- **Problem statement**
Drop the pictures and repeat the remaining data exactly.

(Stored entries)
========================================
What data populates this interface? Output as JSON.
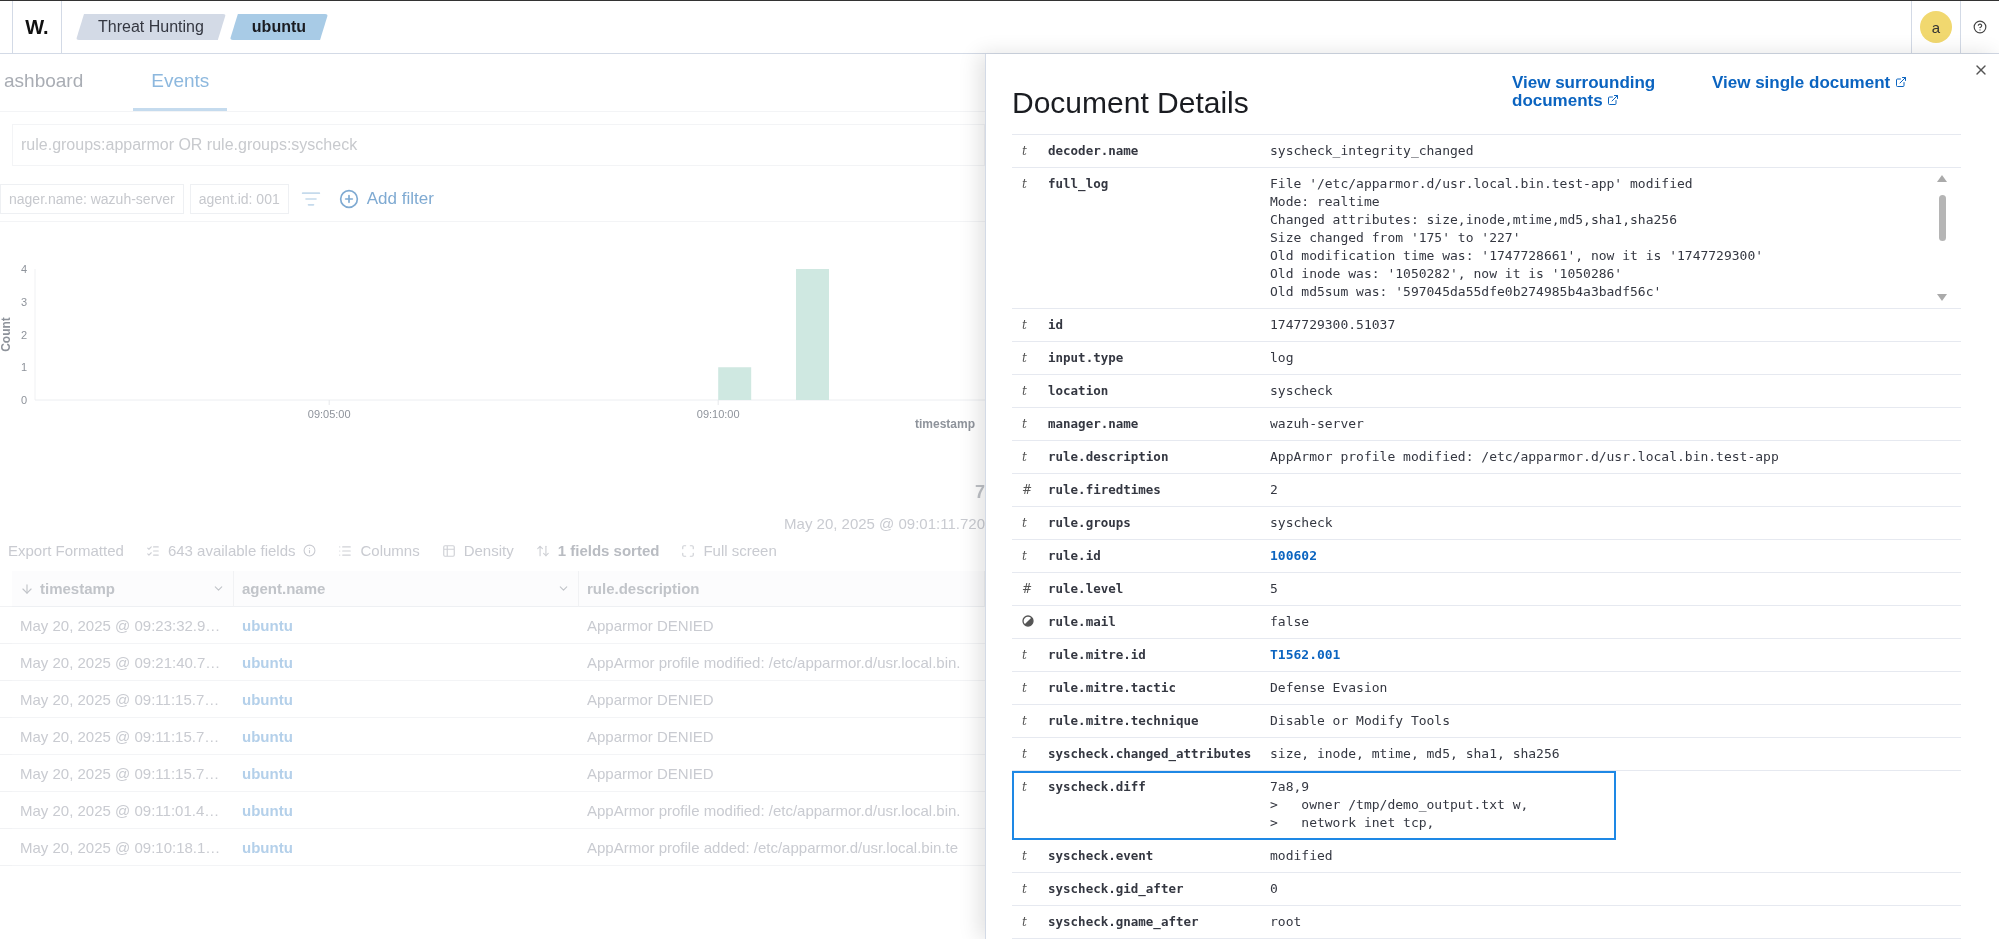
{
  "header": {
    "logo": "W.",
    "breadcrumbs": [
      {
        "label": "Threat Hunting",
        "selected": false
      },
      {
        "label": "ubuntu",
        "selected": true
      }
    ],
    "avatar": "a"
  },
  "tabs": [
    {
      "label": "ashboard",
      "selected": false
    },
    {
      "label": "Events",
      "selected": true
    }
  ],
  "query": "rule.groups:apparmor OR rule.groups:syscheck",
  "filters": [
    "nager.name: wazuh-server",
    "agent.id: 001"
  ],
  "add_filter": "Add filter",
  "histogram": {
    "chart_data": {
      "type": "bar",
      "xlabel": "timestamp",
      "ylabel": "Count",
      "categories": [
        null,
        null,
        null,
        null,
        null,
        null,
        null,
        null,
        "09:05:00",
        null,
        null,
        null,
        null,
        null,
        null,
        null,
        null,
        null,
        "09:10:00",
        null,
        null,
        null,
        null,
        null,
        null,
        null
      ],
      "values": [
        0,
        0,
        0,
        0,
        0,
        0,
        0,
        0,
        0,
        0,
        0,
        0,
        0,
        0,
        0,
        0,
        0,
        0,
        1,
        0,
        4,
        0,
        0,
        0,
        0,
        0
      ],
      "ylim": [
        0,
        4
      ],
      "yticks": [
        0,
        1,
        2,
        3,
        4
      ]
    }
  },
  "hits": {
    "count": "7",
    "range": "May 20, 2025 @ 09:01:11.720"
  },
  "toolbar": [
    {
      "kind": "export",
      "label": "Export Formatted"
    },
    {
      "kind": "fields",
      "label": "643 available fields"
    },
    {
      "kind": "columns",
      "label": "Columns"
    },
    {
      "kind": "density",
      "label": "Density"
    },
    {
      "kind": "sort",
      "label": "1 fields sorted"
    },
    {
      "kind": "fullscreen",
      "label": "Full screen"
    }
  ],
  "table": {
    "columns": [
      "timestamp",
      "agent.name",
      "rule.description"
    ],
    "rows": [
      {
        "timestamp": "May 20, 2025 @ 09:23:32.9…",
        "agent": "ubuntu",
        "description": "Apparmor DENIED"
      },
      {
        "timestamp": "May 20, 2025 @ 09:21:40.7…",
        "agent": "ubuntu",
        "description": "AppArmor profile modified: /etc/apparmor.d/usr.local.bin."
      },
      {
        "timestamp": "May 20, 2025 @ 09:11:15.7…",
        "agent": "ubuntu",
        "description": "Apparmor DENIED"
      },
      {
        "timestamp": "May 20, 2025 @ 09:11:15.7…",
        "agent": "ubuntu",
        "description": "Apparmor DENIED"
      },
      {
        "timestamp": "May 20, 2025 @ 09:11:15.7…",
        "agent": "ubuntu",
        "description": "Apparmor DENIED"
      },
      {
        "timestamp": "May 20, 2025 @ 09:11:01.4…",
        "agent": "ubuntu",
        "description": "AppArmor profile modified: /etc/apparmor.d/usr.local.bin."
      },
      {
        "timestamp": "May 20, 2025 @ 09:10:18.1…",
        "agent": "ubuntu",
        "description": "AppArmor profile added: /etc/apparmor.d/usr.local.bin.te"
      }
    ]
  },
  "flyout": {
    "title": "Document Details",
    "links": [
      "View surrounding documents",
      "View single document"
    ],
    "fields": [
      {
        "kind": "text",
        "glyph": "t",
        "key": "decoder.name",
        "value": "syscheck_integrity_changed",
        "link": false,
        "highlighted": false
      },
      {
        "kind": "text",
        "glyph": "t",
        "key": "full_log",
        "value": "File '/etc/apparmor.d/usr.local.bin.test-app' modified\nMode: realtime\nChanged attributes: size,inode,mtime,md5,sha1,sha256\nSize changed from '175' to '227'\nOld modification time was: '1747728661', now it is '1747729300'\nOld inode was: '1050282', now it is '1050286'\nOld md5sum was: '597045da55dfe0b274985b4a3badf56c'",
        "link": false,
        "highlighted": false
      },
      {
        "kind": "text",
        "glyph": "t",
        "key": "id",
        "value": "1747729300.51037",
        "link": false,
        "highlighted": false
      },
      {
        "kind": "text",
        "glyph": "t",
        "key": "input.type",
        "value": "log",
        "link": false,
        "highlighted": false
      },
      {
        "kind": "text",
        "glyph": "t",
        "key": "location",
        "value": "syscheck",
        "link": false,
        "highlighted": false
      },
      {
        "kind": "text",
        "glyph": "t",
        "key": "manager.name",
        "value": "wazuh-server",
        "link": false,
        "highlighted": false
      },
      {
        "kind": "text",
        "glyph": "t",
        "key": "rule.description",
        "value": "AppArmor profile modified: /etc/apparmor.d/usr.local.bin.test-app",
        "link": false,
        "highlighted": false
      },
      {
        "kind": "number",
        "glyph": "#",
        "key": "rule.firedtimes",
        "value": "2",
        "link": false,
        "highlighted": false
      },
      {
        "kind": "text",
        "glyph": "t",
        "key": "rule.groups",
        "value": "syscheck",
        "link": false,
        "highlighted": false
      },
      {
        "kind": "text",
        "glyph": "t",
        "key": "rule.id",
        "value": "100602",
        "link": true,
        "highlighted": false
      },
      {
        "kind": "number",
        "glyph": "#",
        "key": "rule.level",
        "value": "5",
        "link": false,
        "highlighted": false
      },
      {
        "kind": "boolean",
        "key": "rule.mail",
        "value": "false",
        "link": false,
        "highlighted": false
      },
      {
        "kind": "text",
        "glyph": "t",
        "key": "rule.mitre.id",
        "value": "T1562.001",
        "link": true,
        "highlighted": false
      },
      {
        "kind": "text",
        "glyph": "t",
        "key": "rule.mitre.tactic",
        "value": "Defense Evasion",
        "link": false,
        "highlighted": false
      },
      {
        "kind": "text",
        "glyph": "t",
        "key": "rule.mitre.technique",
        "value": "Disable or Modify Tools",
        "link": false,
        "highlighted": false
      },
      {
        "kind": "text",
        "glyph": "t",
        "key": "syscheck.changed_attributes",
        "value": "size, inode, mtime, md5, sha1, sha256",
        "link": false,
        "highlighted": false
      },
      {
        "kind": "text",
        "glyph": "t",
        "key": "syscheck.diff",
        "value": "7a8,9\n>   owner /tmp/demo_output.txt w,\n>   network inet tcp,",
        "link": false,
        "highlighted": true
      },
      {
        "kind": "text",
        "glyph": "t",
        "key": "syscheck.event",
        "value": "modified",
        "link": false,
        "highlighted": false
      },
      {
        "kind": "text",
        "glyph": "t",
        "key": "syscheck.gid_after",
        "value": "0",
        "link": false,
        "highlighted": false
      },
      {
        "kind": "text",
        "glyph": "t",
        "key": "syscheck.gname_after",
        "value": "root",
        "link": false,
        "highlighted": false
      }
    ]
  }
}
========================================
- **Task output**
What data populates this interface? Output as JSON.
{
  "header": {
    "logo": "W.",
    "breadcrumbs": [
      {
        "label": "Threat Hunting",
        "selected": false
      },
      {
        "label": "ubuntu",
        "selected": true
      }
    ],
    "avatar": "a"
  },
  "tabs": [
    {
      "label": "ashboard",
      "selected": false
    },
    {
      "label": "Events",
      "selected": true
    }
  ],
  "query": "rule.groups:apparmor OR rule.groups:syscheck",
  "filters": [
    "nager.name: wazuh-server",
    "agent.id: 001"
  ],
  "add_filter": "Add filter",
  "histogram": {
    "chart_data": {
      "type": "bar",
      "xlabel": "timestamp",
      "ylabel": "Count",
      "categories": [
        null,
        null,
        null,
        null,
        null,
        null,
        null,
        null,
        "09:05:00",
        null,
        null,
        null,
        null,
        null,
        null,
        null,
        null,
        null,
        "09:10:00",
        null,
        null,
        null,
        null,
        null,
        null,
        null
      ],
      "values": [
        0,
        0,
        0,
        0,
        0,
        0,
        0,
        0,
        0,
        0,
        0,
        0,
        0,
        0,
        0,
        0,
        0,
        0,
        1,
        0,
        4,
        0,
        0,
        0,
        0,
        0
      ],
      "ylim": [
        0,
        4
      ],
      "yticks": [
        0,
        1,
        2,
        3,
        4
      ]
    }
  },
  "hits": {
    "count": "7",
    "range": "May 20, 2025 @ 09:01:11.720"
  },
  "toolbar": [
    {
      "kind": "export",
      "label": "Export Formatted"
    },
    {
      "kind": "fields",
      "label": "643 available fields"
    },
    {
      "kind": "columns",
      "label": "Columns"
    },
    {
      "kind": "density",
      "label": "Density"
    },
    {
      "kind": "sort",
      "label": "1 fields sorted"
    },
    {
      "kind": "fullscreen",
      "label": "Full screen"
    }
  ],
  "table": {
    "columns": [
      "timestamp",
      "agent.name",
      "rule.description"
    ],
    "rows": [
      {
        "timestamp": "May 20, 2025 @ 09:23:32.9…",
        "agent": "ubuntu",
        "description": "Apparmor DENIED"
      },
      {
        "timestamp": "May 20, 2025 @ 09:21:40.7…",
        "agent": "ubuntu",
        "description": "AppArmor profile modified: /etc/apparmor.d/usr.local.bin."
      },
      {
        "timestamp": "May 20, 2025 @ 09:11:15.7…",
        "agent": "ubuntu",
        "description": "Apparmor DENIED"
      },
      {
        "timestamp": "May 20, 2025 @ 09:11:15.7…",
        "agent": "ubuntu",
        "description": "Apparmor DENIED"
      },
      {
        "timestamp": "May 20, 2025 @ 09:11:15.7…",
        "agent": "ubuntu",
        "description": "Apparmor DENIED"
      },
      {
        "timestamp": "May 20, 2025 @ 09:11:01.4…",
        "agent": "ubuntu",
        "description": "AppArmor profile modified: /etc/apparmor.d/usr.local.bin."
      },
      {
        "timestamp": "May 20, 2025 @ 09:10:18.1…",
        "agent": "ubuntu",
        "description": "AppArmor profile added: /etc/apparmor.d/usr.local.bin.te"
      }
    ]
  },
  "flyout": {
    "title": "Document Details",
    "links": [
      "View surrounding documents",
      "View single document"
    ],
    "fields": [
      {
        "kind": "text",
        "glyph": "t",
        "key": "decoder.name",
        "value": "syscheck_integrity_changed",
        "link": false,
        "highlighted": false
      },
      {
        "kind": "text",
        "glyph": "t",
        "key": "full_log",
        "value": "File '/etc/apparmor.d/usr.local.bin.test-app' modified\nMode: realtime\nChanged attributes: size,inode,mtime,md5,sha1,sha256\nSize changed from '175' to '227'\nOld modification time was: '1747728661', now it is '1747729300'\nOld inode was: '1050282', now it is '1050286'\nOld md5sum was: '597045da55dfe0b274985b4a3badf56c'",
        "link": false,
        "highlighted": false
      },
      {
        "kind": "text",
        "glyph": "t",
        "key": "id",
        "value": "1747729300.51037",
        "link": false,
        "highlighted": false
      },
      {
        "kind": "text",
        "glyph": "t",
        "key": "input.type",
        "value": "log",
        "link": false,
        "highlighted": false
      },
      {
        "kind": "text",
        "glyph": "t",
        "key": "location",
        "value": "syscheck",
        "link": false,
        "highlighted": false
      },
      {
        "kind": "text",
        "glyph": "t",
        "key": "manager.name",
        "value": "wazuh-server",
        "link": false,
        "highlighted": false
      },
      {
        "kind": "text",
        "glyph": "t",
        "key": "rule.description",
        "value": "AppArmor profile modified: /etc/apparmor.d/usr.local.bin.test-app",
        "link": false,
        "highlighted": false
      },
      {
        "kind": "number",
        "glyph": "#",
        "key": "rule.firedtimes",
        "value": "2",
        "link": false,
        "highlighted": false
      },
      {
        "kind": "text",
        "glyph": "t",
        "key": "rule.groups",
        "value": "syscheck",
        "link": false,
        "highlighted": false
      },
      {
        "kind": "text",
        "glyph": "t",
        "key": "rule.id",
        "value": "100602",
        "link": true,
        "highlighted": false
      },
      {
        "kind": "number",
        "glyph": "#",
        "key": "rule.level",
        "value": "5",
        "link": false,
        "highlighted": false
      },
      {
        "kind": "boolean",
        "key": "rule.mail",
        "value": "false",
        "link": false,
        "highlighted": false
      },
      {
        "kind": "text",
        "glyph": "t",
        "key": "rule.mitre.id",
        "value": "T1562.001",
        "link": true,
        "highlighted": false
      },
      {
        "kind": "text",
        "glyph": "t",
        "key": "rule.mitre.tactic",
        "value": "Defense Evasion",
        "link": false,
        "highlighted": false
      },
      {
        "kind": "text",
        "glyph": "t",
        "key": "rule.mitre.technique",
        "value": "Disable or Modify Tools",
        "link": false,
        "highlighted": false
      },
      {
        "kind": "text",
        "glyph": "t",
        "key": "syscheck.changed_attributes",
        "value": "size, inode, mtime, md5, sha1, sha256",
        "link": false,
        "highlighted": false
      },
      {
        "kind": "text",
        "glyph": "t",
        "key": "syscheck.diff",
        "value": "7a8,9\n>   owner /tmp/demo_output.txt w,\n>   network inet tcp,",
        "link": false,
        "highlighted": true
      },
      {
        "kind": "text",
        "glyph": "t",
        "key": "syscheck.event",
        "value": "modified",
        "link": false,
        "highlighted": false
      },
      {
        "kind": "text",
        "glyph": "t",
        "key": "syscheck.gid_after",
        "value": "0",
        "link": false,
        "highlighted": false
      },
      {
        "kind": "text",
        "glyph": "t",
        "key": "syscheck.gname_after",
        "value": "root",
        "link": false,
        "highlighted": false
      }
    ]
  }
}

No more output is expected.